* [ASSIGNMENT]: Every entry below is to be copied exactly as written.

* [RECORDS FOR PROCESSING]:
======
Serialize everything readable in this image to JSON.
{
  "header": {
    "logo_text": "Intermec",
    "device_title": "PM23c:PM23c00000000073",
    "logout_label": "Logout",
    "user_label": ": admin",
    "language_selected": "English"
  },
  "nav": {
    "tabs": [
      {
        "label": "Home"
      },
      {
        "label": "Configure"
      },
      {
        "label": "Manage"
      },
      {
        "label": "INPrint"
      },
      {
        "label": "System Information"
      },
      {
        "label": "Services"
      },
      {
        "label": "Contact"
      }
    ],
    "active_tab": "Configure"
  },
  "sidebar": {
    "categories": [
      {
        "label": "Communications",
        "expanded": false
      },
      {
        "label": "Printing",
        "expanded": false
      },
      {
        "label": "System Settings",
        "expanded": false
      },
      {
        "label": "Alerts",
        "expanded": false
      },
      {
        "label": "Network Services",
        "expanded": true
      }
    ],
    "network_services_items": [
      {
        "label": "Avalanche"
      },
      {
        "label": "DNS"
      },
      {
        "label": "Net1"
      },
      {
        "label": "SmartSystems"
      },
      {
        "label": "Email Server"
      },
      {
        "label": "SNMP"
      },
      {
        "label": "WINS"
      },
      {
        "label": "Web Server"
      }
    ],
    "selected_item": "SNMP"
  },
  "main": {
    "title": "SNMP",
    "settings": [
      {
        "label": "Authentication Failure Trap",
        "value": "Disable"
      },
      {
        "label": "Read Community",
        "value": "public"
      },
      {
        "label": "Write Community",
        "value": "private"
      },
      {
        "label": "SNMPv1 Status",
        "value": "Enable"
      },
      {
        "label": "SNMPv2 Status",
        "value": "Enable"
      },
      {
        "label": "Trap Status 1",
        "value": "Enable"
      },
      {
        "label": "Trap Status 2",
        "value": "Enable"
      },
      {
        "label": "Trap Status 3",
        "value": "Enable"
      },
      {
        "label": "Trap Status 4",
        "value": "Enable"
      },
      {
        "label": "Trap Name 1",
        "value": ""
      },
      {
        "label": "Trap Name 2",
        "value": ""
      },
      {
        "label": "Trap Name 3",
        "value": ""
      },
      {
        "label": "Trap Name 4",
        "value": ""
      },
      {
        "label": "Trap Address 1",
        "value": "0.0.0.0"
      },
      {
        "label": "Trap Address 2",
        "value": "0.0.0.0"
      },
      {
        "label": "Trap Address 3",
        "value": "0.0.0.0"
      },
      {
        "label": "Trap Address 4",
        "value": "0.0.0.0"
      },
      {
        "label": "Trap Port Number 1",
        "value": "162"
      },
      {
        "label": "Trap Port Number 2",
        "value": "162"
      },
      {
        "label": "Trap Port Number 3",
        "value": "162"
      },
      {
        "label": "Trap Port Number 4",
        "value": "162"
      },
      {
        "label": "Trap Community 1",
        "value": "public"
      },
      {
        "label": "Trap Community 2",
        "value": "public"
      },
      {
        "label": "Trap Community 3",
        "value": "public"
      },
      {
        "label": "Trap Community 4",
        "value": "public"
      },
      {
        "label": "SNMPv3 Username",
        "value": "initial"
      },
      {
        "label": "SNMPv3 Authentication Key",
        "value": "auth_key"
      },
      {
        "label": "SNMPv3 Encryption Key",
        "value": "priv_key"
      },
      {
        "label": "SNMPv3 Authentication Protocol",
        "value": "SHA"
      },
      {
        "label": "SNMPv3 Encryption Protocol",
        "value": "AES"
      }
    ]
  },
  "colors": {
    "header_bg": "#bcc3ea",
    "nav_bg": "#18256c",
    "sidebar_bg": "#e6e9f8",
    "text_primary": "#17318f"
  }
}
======
* [ANSWER FOR THIS EXERCISE]:
Serialize everything readable in this image to JSON.
{
  "header": {
    "logo_text": "Intermec",
    "device_title": "PM23c:PM23c00000000073",
    "logout_label": "Logout",
    "user_label": ": admin",
    "language_selected": "English"
  },
  "nav": {
    "tabs": [
      {
        "label": "Home"
      },
      {
        "label": "Configure"
      },
      {
        "label": "Manage"
      },
      {
        "label": "INPrint"
      },
      {
        "label": "System Information"
      },
      {
        "label": "Services"
      },
      {
        "label": "Contact"
      }
    ],
    "active_tab": "Configure"
  },
  "sidebar": {
    "categories": [
      {
        "label": "Communications",
        "expanded": false
      },
      {
        "label": "Printing",
        "expanded": false
      },
      {
        "label": "System Settings",
        "expanded": false
      },
      {
        "label": "Alerts",
        "expanded": false
      },
      {
        "label": "Network Services",
        "expanded": true
      }
    ],
    "network_services_items": [
      {
        "label": "Avalanche"
      },
      {
        "label": "DNS"
      },
      {
        "label": "Net1"
      },
      {
        "label": "SmartSystems"
      },
      {
        "label": "Email Server"
      },
      {
        "label": "SNMP"
      },
      {
        "label": "WINS"
      },
      {
        "label": "Web Server"
      }
    ],
    "selected_item": "SNMP"
  },
  "main": {
    "title": "SNMP",
    "settings": [
      {
        "label": "Authentication Failure Trap",
        "value": "Disable"
      },
      {
        "label": "Read Community",
        "value": "public"
      },
      {
        "label": "Write Community",
        "value": "private"
      },
      {
        "label": "SNMPv1 Status",
        "value": "Enable"
      },
      {
        "label": "SNMPv2 Status",
        "value": "Enable"
      },
      {
        "label": "Trap Status 1",
        "value": "Enable"
      },
      {
        "label": "Trap Status 2",
        "value": "Enable"
      },
      {
        "label": "Trap Status 3",
        "value": "Enable"
      },
      {
        "label": "Trap Status 4",
        "value": "Enable"
      },
      {
        "label": "Trap Name 1",
        "value": ""
      },
      {
        "label": "Trap Name 2",
        "value": ""
      },
      {
        "label": "Trap Name 3",
        "value": ""
      },
      {
        "label": "Trap Name 4",
        "value": ""
      },
      {
        "label": "Trap Address 1",
        "value": "0.0.0.0"
      },
      {
        "label": "Trap Address 2",
        "value": "0.0.0.0"
      },
      {
        "label": "Trap Address 3",
        "value": "0.0.0.0"
      },
      {
        "label": "Trap Address 4",
        "value": "0.0.0.0"
      },
      {
        "label": "Trap Port Number 1",
        "value": "162"
      },
      {
        "label": "Trap Port Number 2",
        "value": "162"
      },
      {
        "label": "Trap Port Number 3",
        "value": "162"
      },
      {
        "label": "Trap Port Number 4",
        "value": "162"
      },
      {
        "label": "Trap Community 1",
        "value": "public"
      },
      {
        "label": "Trap Community 2",
        "value": "public"
      },
      {
        "label": "Trap Community 3",
        "value": "public"
      },
      {
        "label": "Trap Community 4",
        "value": "public"
      },
      {
        "label": "SNMPv3 Username",
        "value": "initial"
      },
      {
        "label": "SNMPv3 Authentication Key",
        "value": "auth_key"
      },
      {
        "label": "SNMPv3 Encryption Key",
        "value": "priv_key"
      },
      {
        "label": "SNMPv3 Authentication Protocol",
        "value": "SHA"
      },
      {
        "label": "SNMPv3 Encryption Protocol",
        "value": "AES"
      }
    ]
  },
  "colors": {
    "header_bg": "#bcc3ea",
    "nav_bg": "#18256c",
    "sidebar_bg": "#e6e9f8",
    "text_primary": "#17318f"
  }
}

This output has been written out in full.